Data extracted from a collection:
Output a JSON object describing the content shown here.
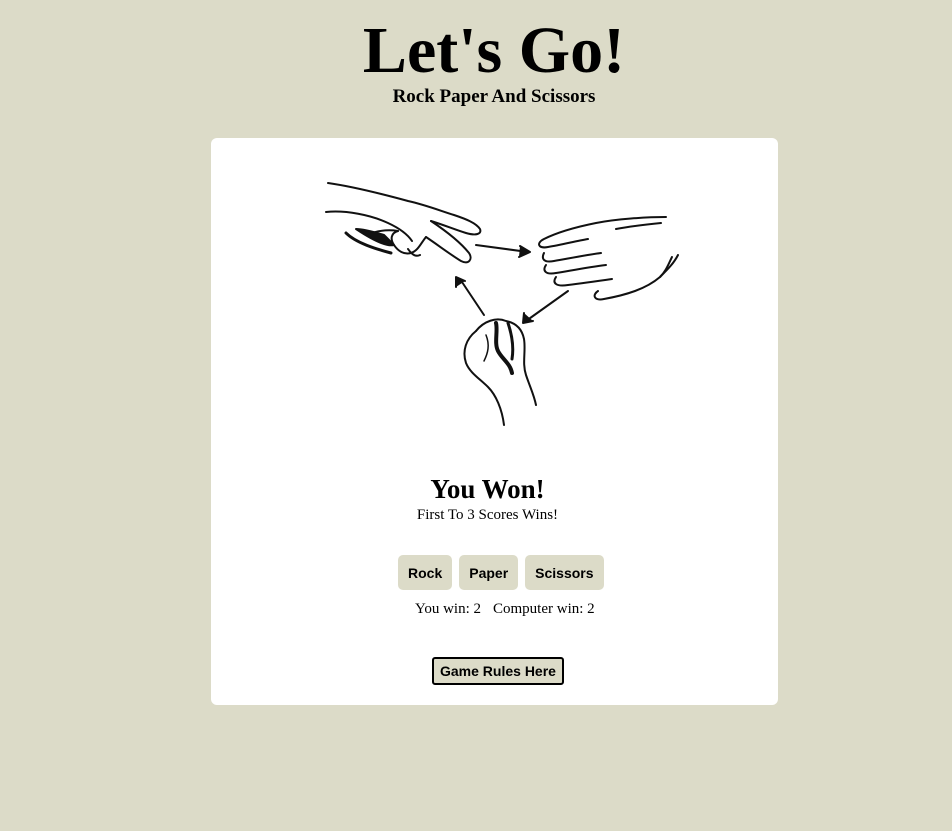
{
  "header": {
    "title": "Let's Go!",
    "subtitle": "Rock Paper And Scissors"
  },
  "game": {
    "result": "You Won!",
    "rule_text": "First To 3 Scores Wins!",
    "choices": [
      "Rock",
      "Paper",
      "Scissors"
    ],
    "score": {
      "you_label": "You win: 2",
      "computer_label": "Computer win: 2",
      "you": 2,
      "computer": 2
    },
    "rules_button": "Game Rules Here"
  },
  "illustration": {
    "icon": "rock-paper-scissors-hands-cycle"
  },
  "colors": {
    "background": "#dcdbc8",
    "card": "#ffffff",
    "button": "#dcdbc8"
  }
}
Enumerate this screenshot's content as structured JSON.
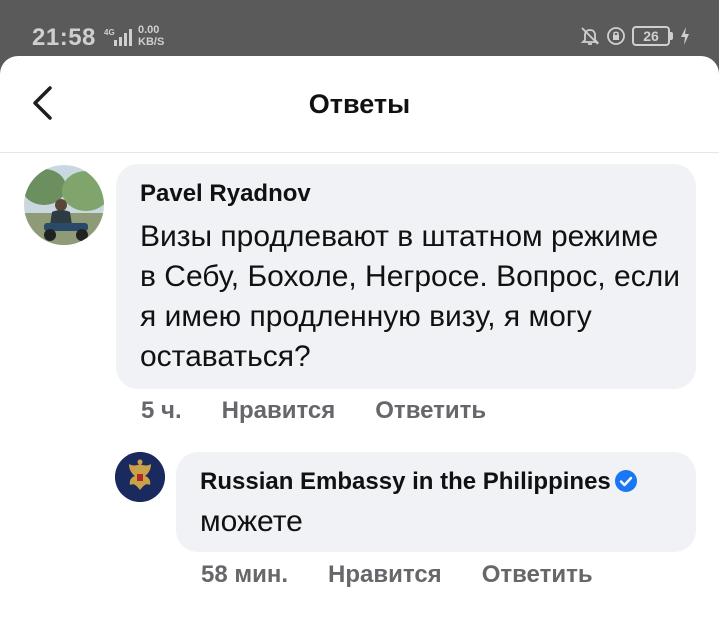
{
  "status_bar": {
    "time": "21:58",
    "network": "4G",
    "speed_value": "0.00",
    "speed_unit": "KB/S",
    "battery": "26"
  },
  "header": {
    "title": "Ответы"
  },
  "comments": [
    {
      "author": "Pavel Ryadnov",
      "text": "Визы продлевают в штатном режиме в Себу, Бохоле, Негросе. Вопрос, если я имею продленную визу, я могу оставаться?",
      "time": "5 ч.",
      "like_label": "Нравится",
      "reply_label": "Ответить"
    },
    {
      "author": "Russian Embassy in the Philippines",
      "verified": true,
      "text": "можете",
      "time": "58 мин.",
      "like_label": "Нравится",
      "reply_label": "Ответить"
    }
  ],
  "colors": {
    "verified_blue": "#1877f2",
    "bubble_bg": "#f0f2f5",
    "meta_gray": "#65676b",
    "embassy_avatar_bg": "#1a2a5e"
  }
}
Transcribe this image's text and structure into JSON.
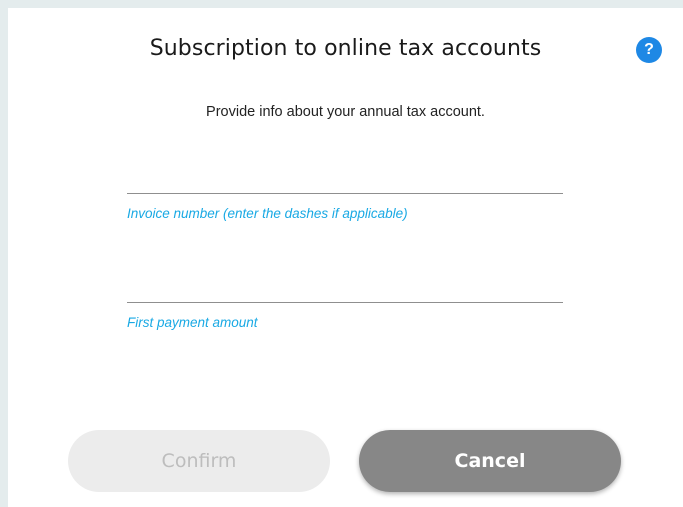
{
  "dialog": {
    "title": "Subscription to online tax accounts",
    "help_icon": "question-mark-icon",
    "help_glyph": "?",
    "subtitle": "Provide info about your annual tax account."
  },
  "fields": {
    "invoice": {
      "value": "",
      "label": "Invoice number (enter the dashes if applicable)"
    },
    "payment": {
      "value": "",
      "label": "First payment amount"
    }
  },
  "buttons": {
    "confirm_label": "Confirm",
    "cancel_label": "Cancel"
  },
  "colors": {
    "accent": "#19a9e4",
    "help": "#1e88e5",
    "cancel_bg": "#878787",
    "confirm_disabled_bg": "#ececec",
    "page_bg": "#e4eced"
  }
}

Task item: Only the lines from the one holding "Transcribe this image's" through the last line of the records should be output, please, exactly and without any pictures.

Solved exercise:
Transcribe this image's text and structure into JSON.
{
  "dialog": {
    "title": "Subscription to online tax accounts",
    "help_icon": "question-mark-icon",
    "help_glyph": "?",
    "subtitle": "Provide info about your annual tax account."
  },
  "fields": {
    "invoice": {
      "value": "",
      "label": "Invoice number (enter the dashes if applicable)"
    },
    "payment": {
      "value": "",
      "label": "First payment amount"
    }
  },
  "buttons": {
    "confirm_label": "Confirm",
    "cancel_label": "Cancel"
  },
  "colors": {
    "accent": "#19a9e4",
    "help": "#1e88e5",
    "cancel_bg": "#878787",
    "confirm_disabled_bg": "#ececec",
    "page_bg": "#e4eced"
  }
}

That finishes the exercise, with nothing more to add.